- **Required action**:
Go through the material below and please tally the lines that hold the word "Utlization"; the number alone is the answer.
-------
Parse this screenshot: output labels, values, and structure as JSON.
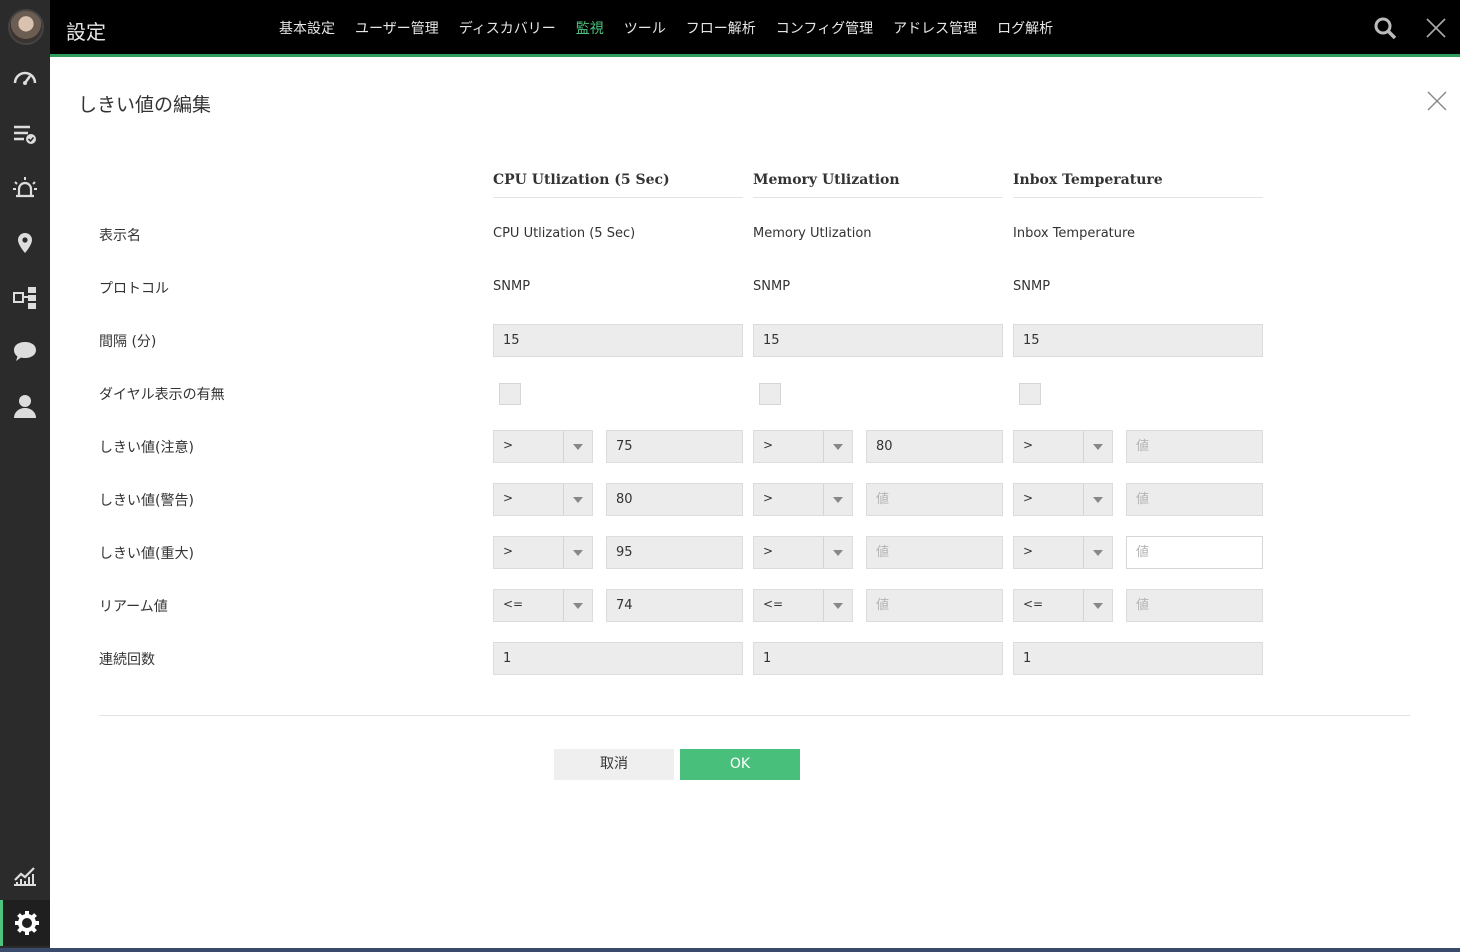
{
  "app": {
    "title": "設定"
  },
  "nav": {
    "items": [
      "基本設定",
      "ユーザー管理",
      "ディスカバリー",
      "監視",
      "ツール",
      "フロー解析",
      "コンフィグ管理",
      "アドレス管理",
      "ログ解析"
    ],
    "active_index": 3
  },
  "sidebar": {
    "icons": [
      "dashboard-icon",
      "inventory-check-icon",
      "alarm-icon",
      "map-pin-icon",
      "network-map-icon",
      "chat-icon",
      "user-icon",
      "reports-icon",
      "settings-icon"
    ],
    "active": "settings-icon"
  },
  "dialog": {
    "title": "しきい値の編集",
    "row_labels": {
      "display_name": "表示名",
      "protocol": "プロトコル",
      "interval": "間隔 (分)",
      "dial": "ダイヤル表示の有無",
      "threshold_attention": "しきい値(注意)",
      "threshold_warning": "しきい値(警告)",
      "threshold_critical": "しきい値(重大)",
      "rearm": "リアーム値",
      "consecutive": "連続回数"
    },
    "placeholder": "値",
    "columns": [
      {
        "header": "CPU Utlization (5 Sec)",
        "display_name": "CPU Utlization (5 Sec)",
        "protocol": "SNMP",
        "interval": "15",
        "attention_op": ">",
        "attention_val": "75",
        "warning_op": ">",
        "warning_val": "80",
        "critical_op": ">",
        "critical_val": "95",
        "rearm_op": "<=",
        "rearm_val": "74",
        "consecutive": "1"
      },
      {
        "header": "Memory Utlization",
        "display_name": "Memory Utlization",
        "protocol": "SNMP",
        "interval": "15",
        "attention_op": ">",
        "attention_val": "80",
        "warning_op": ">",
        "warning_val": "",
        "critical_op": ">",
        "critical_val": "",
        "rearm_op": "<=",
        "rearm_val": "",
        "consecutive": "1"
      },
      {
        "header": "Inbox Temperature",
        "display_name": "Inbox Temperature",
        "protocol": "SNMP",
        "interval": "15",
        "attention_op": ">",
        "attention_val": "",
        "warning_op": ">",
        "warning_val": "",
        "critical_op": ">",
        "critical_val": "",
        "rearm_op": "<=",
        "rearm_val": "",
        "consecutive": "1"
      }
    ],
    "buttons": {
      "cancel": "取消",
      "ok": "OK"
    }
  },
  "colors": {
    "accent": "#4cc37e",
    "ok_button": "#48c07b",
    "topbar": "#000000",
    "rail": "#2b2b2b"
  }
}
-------
- **Answer box**:
4